TASK BRIEF: Look through the entries for the string "value", and copy each line that holds it.

Component data from apps and pages:
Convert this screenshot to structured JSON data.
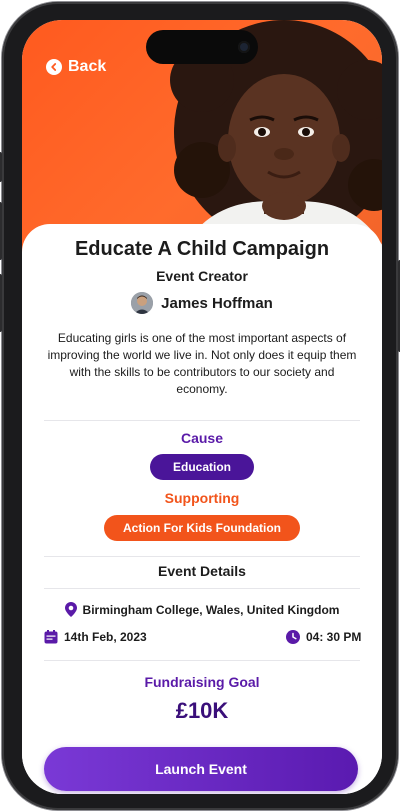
{
  "nav": {
    "back_label": "Back"
  },
  "event": {
    "title": "Educate A Child Campaign",
    "creator_heading": "Event Creator",
    "creator_name": "James Hoffman",
    "description": "Educating girls is one of the most important aspects of improving the world we live in. Not only does it equip them with the skills to be contributors to our society and economy."
  },
  "cause": {
    "label": "Cause",
    "value": "Education"
  },
  "supporting": {
    "label": "Supporting",
    "value": "Action For Kids Foundation"
  },
  "details": {
    "heading": "Event Details",
    "location": "Birmingham College, Wales, United Kingdom",
    "date": "14th Feb, 2023",
    "time": "04: 30 PM"
  },
  "goal": {
    "label": "Fundraising Goal",
    "value": "£10K"
  },
  "cta": {
    "label": "Launch Event"
  },
  "colors": {
    "accent_purple": "#5a1aa8",
    "accent_orange": "#f2541b",
    "hero_orange": "#ff5a1f"
  },
  "icons": {
    "back": "chevron-left-icon",
    "location": "location-pin-icon",
    "date": "calendar-icon",
    "time": "clock-icon"
  }
}
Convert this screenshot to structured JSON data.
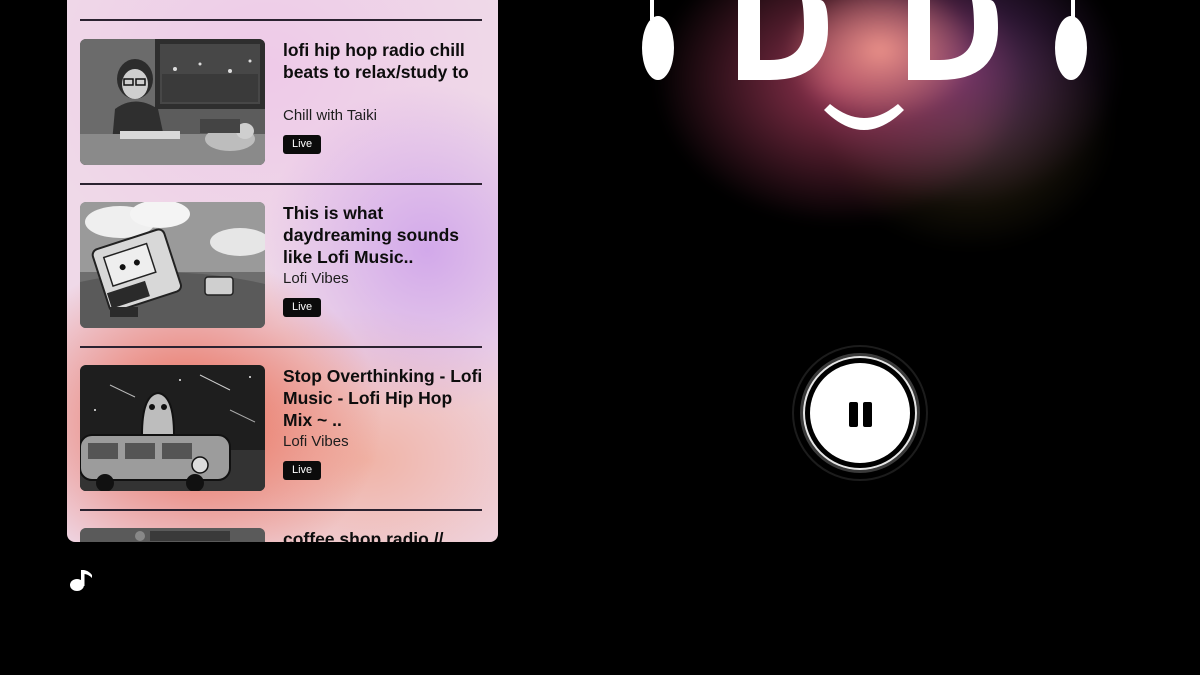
{
  "playlist": {
    "items": [
      {
        "title": "lofi hip hop radio chill beats to relax/study to",
        "channel": "Chill with Taiki",
        "badge": "Live"
      },
      {
        "title": "This is what daydreaming sounds like  Lofi Music..",
        "channel": "Lofi Vibes",
        "badge": "Live"
      },
      {
        "title": "Stop Overthinking - Lofi Music - Lofi Hip Hop Mix ~ ..",
        "channel": "Lofi Vibes",
        "badge": "Live"
      },
      {
        "title": "coffee shop radio //"
      }
    ]
  },
  "icons": {
    "note": "music-note-icon",
    "pause": "pause-icon",
    "logo": "headphones-face-logo"
  },
  "colors": {
    "background": "#000000",
    "badge": "#0b0b0b",
    "panel_pink": "#efd9e8",
    "panel_coral": "#e86046",
    "panel_lavender": "#cda0eb"
  }
}
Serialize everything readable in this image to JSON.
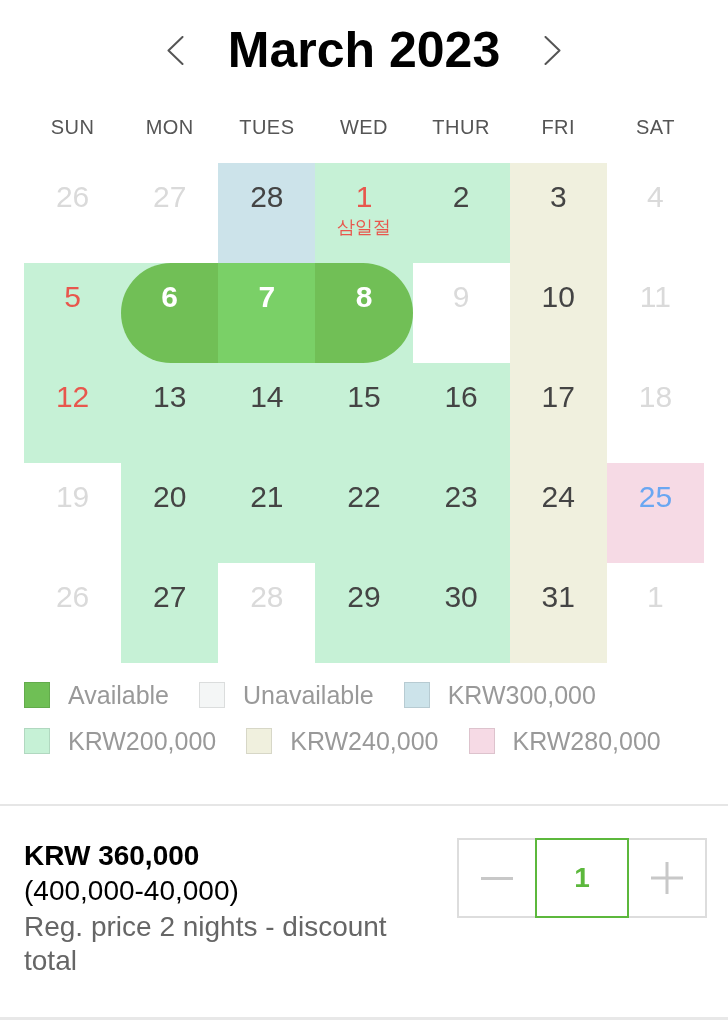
{
  "header": {
    "title": "March 2023"
  },
  "weekdays": [
    "SUN",
    "MON",
    "TUES",
    "WED",
    "THUR",
    "FRI",
    "SAT"
  ],
  "weeks": [
    {
      "days": [
        {
          "label": "26",
          "available": false,
          "selected": false
        },
        {
          "label": "27",
          "available": false,
          "selected": false
        },
        {
          "label": "28",
          "available": true,
          "selected": false,
          "color": "#cce3ea"
        },
        {
          "label": "1",
          "available": true,
          "selected": false,
          "color": "#c6f1d6",
          "note": "삼일절"
        },
        {
          "label": "2",
          "available": true,
          "selected": false,
          "color": "#c6f1d6"
        },
        {
          "label": "3",
          "available": true,
          "selected": false,
          "color": "#f0f0de"
        },
        {
          "label": "4",
          "available": false,
          "selected": false
        }
      ]
    },
    {
      "days": [
        {
          "label": "5",
          "available": true,
          "selected": false,
          "color": "#c6f1d6"
        },
        {
          "label": "6",
          "available": true,
          "selected": true,
          "color": "#c6f1d6"
        },
        {
          "label": "7",
          "available": true,
          "selected": true
        },
        {
          "label": "8",
          "available": true,
          "selected": true,
          "color": "#c6f1d6"
        },
        {
          "label": "9",
          "available": false,
          "selected": false
        },
        {
          "label": "10",
          "available": true,
          "selected": false,
          "color": "#f0f0de"
        },
        {
          "label": "11",
          "available": false,
          "selected": false
        }
      ]
    },
    {
      "days": [
        {
          "label": "12",
          "available": true,
          "selected": false,
          "color": "#c6f1d6"
        },
        {
          "label": "13",
          "available": true,
          "selected": false,
          "color": "#c6f1d6"
        },
        {
          "label": "14",
          "available": true,
          "selected": false,
          "color": "#c6f1d6"
        },
        {
          "label": "15",
          "available": true,
          "selected": false,
          "color": "#c6f1d6"
        },
        {
          "label": "16",
          "available": true,
          "selected": false,
          "color": "#c6f1d6"
        },
        {
          "label": "17",
          "available": true,
          "selected": false,
          "color": "#f0f0de"
        },
        {
          "label": "18",
          "available": false,
          "selected": false
        }
      ]
    },
    {
      "days": [
        {
          "label": "19",
          "available": false,
          "selected": false
        },
        {
          "label": "20",
          "available": true,
          "selected": false,
          "color": "#c6f1d6"
        },
        {
          "label": "21",
          "available": true,
          "selected": false,
          "color": "#c6f1d6"
        },
        {
          "label": "22",
          "available": true,
          "selected": false,
          "color": "#c6f1d6"
        },
        {
          "label": "23",
          "available": true,
          "selected": false,
          "color": "#c6f1d6"
        },
        {
          "label": "24",
          "available": true,
          "selected": false,
          "color": "#f0f0de"
        },
        {
          "label": "25",
          "available": true,
          "selected": false,
          "color": "#f6dae5"
        }
      ]
    },
    {
      "days": [
        {
          "label": "26",
          "available": false,
          "selected": false
        },
        {
          "label": "27",
          "available": true,
          "selected": false,
          "color": "#c6f1d6"
        },
        {
          "label": "28",
          "available": false,
          "selected": false
        },
        {
          "label": "29",
          "available": true,
          "selected": false,
          "color": "#c6f1d6"
        },
        {
          "label": "30",
          "available": true,
          "selected": false,
          "color": "#c6f1d6"
        },
        {
          "label": "31",
          "available": true,
          "selected": false,
          "color": "#f0f0de"
        },
        {
          "label": "1",
          "available": false,
          "selected": false
        }
      ]
    }
  ],
  "legend": [
    {
      "label": "Available",
      "color": "#6fbf55"
    },
    {
      "label": "Unavailable",
      "color": "#f4f6f6"
    },
    {
      "label": "KRW300,000",
      "color": "#cce3ea"
    },
    {
      "label": "KRW200,000",
      "color": "#c6f1d6"
    },
    {
      "label": "KRW240,000",
      "color": "#f0f0de"
    },
    {
      "label": "KRW280,000",
      "color": "#f6dae5"
    }
  ],
  "summary": {
    "price": "KRW 360,000",
    "breakdown": "(400,000-40,000)",
    "note": "Reg. price 2 nights - discount total"
  },
  "quantity": {
    "value": "1"
  }
}
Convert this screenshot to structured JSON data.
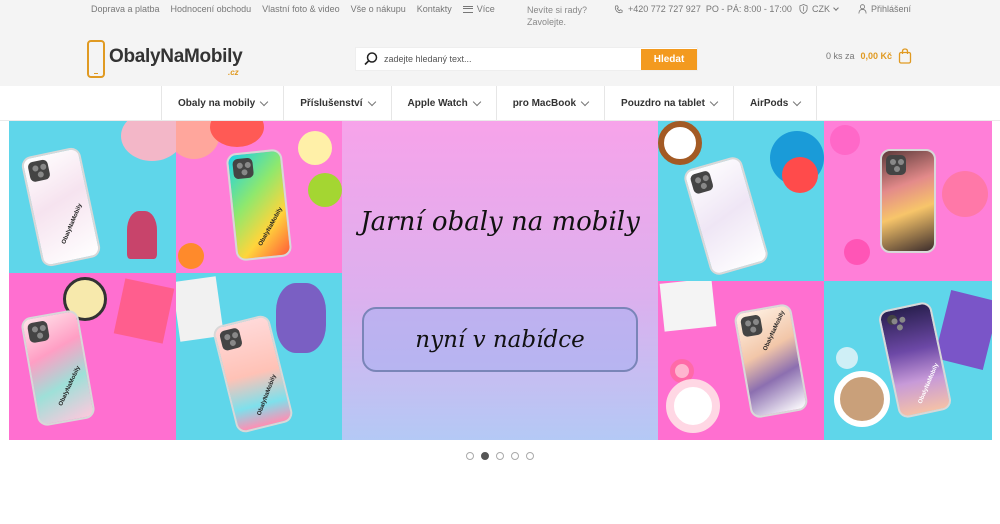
{
  "top_links": [
    "Doprava a platba",
    "Hodnocení obchodu",
    "Vlastní foto & video",
    "Vše o nákupu",
    "Kontakty"
  ],
  "more_label": "Více",
  "advice": {
    "line1": "Nevíte si rady?",
    "line2": "Zavolejte."
  },
  "phone": {
    "number": "+420 772 727 927",
    "hours": "PO - PÁ: 8:00 - 17:00"
  },
  "currency": "CZK",
  "login_label": "Přihlášení",
  "logo": {
    "name": "ObalyNaMobily",
    "tld": ".cz"
  },
  "search": {
    "placeholder": "zadejte hledaný text...",
    "button": "Hledat"
  },
  "cart": {
    "count": "0 ks za",
    "price": "0,00 Kč"
  },
  "nav": [
    "Obaly na mobily",
    "Příslušenství",
    "Apple Watch",
    "pro MacBook",
    "Pouzdro na tablet",
    "AirPods"
  ],
  "banner": {
    "headline": "Jarní obaly na mobily",
    "cta": "nyní v nabídce",
    "case_brand": "ObalyNaMobily",
    "slides": 5,
    "active_slide": 2
  },
  "colors": {
    "accent": "#f39a1f",
    "cyan": "#5fd6ea",
    "pink": "#ff7fd8"
  }
}
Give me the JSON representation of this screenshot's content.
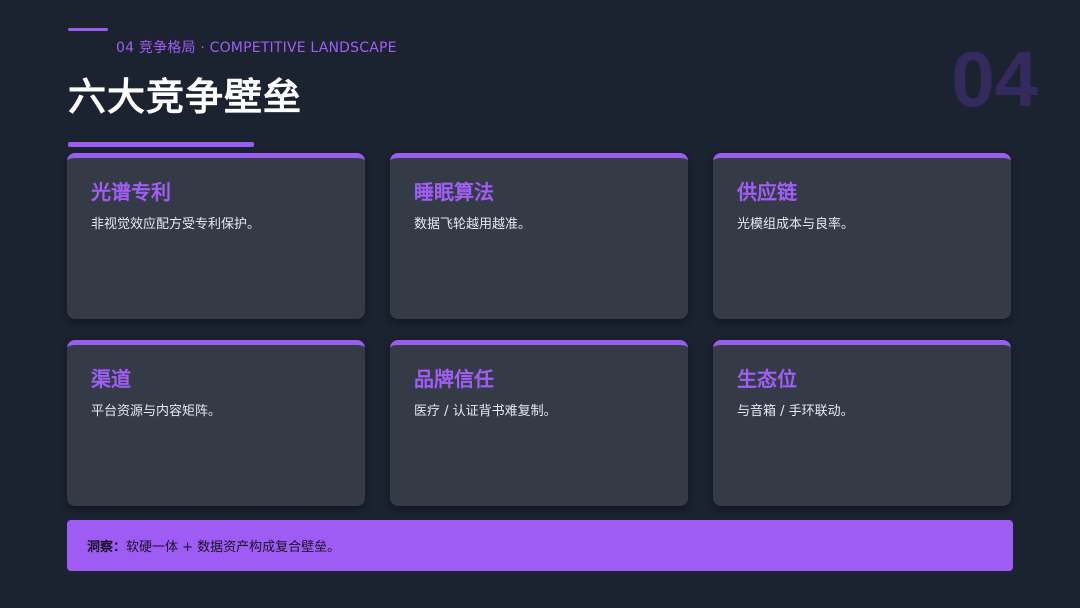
{
  "header": {
    "eyebrow": "04  竞争格局 · COMPETITIVE LANDSCAPE",
    "title": "六大竞争壁垒",
    "watermark": "04"
  },
  "cards": [
    {
      "title": "光谱专利",
      "desc": "非视觉效应配方受专利保护。"
    },
    {
      "title": "睡眠算法",
      "desc": "数据飞轮越用越准。"
    },
    {
      "title": "供应链",
      "desc": "光模组成本与良率。"
    },
    {
      "title": "渠道",
      "desc": "平台资源与内容矩阵。"
    },
    {
      "title": "品牌信任",
      "desc": "医疗 / 认证背书难复制。"
    },
    {
      "title": "生态位",
      "desc": "与音箱 / 手环联动。"
    }
  ],
  "insight": {
    "label": "洞察：",
    "text": "软硬一体 + 数据资产构成复合壁垒。"
  },
  "colors": {
    "background": "#1b2230",
    "accent": "#9b5cf0",
    "card": "#343b46",
    "watermark": "#352a5e"
  }
}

EXERCISE ANSWER:
    "value": "Education"
    "value": "Action For Kids Foundation"
    "value": "£10K"
    "value": "1"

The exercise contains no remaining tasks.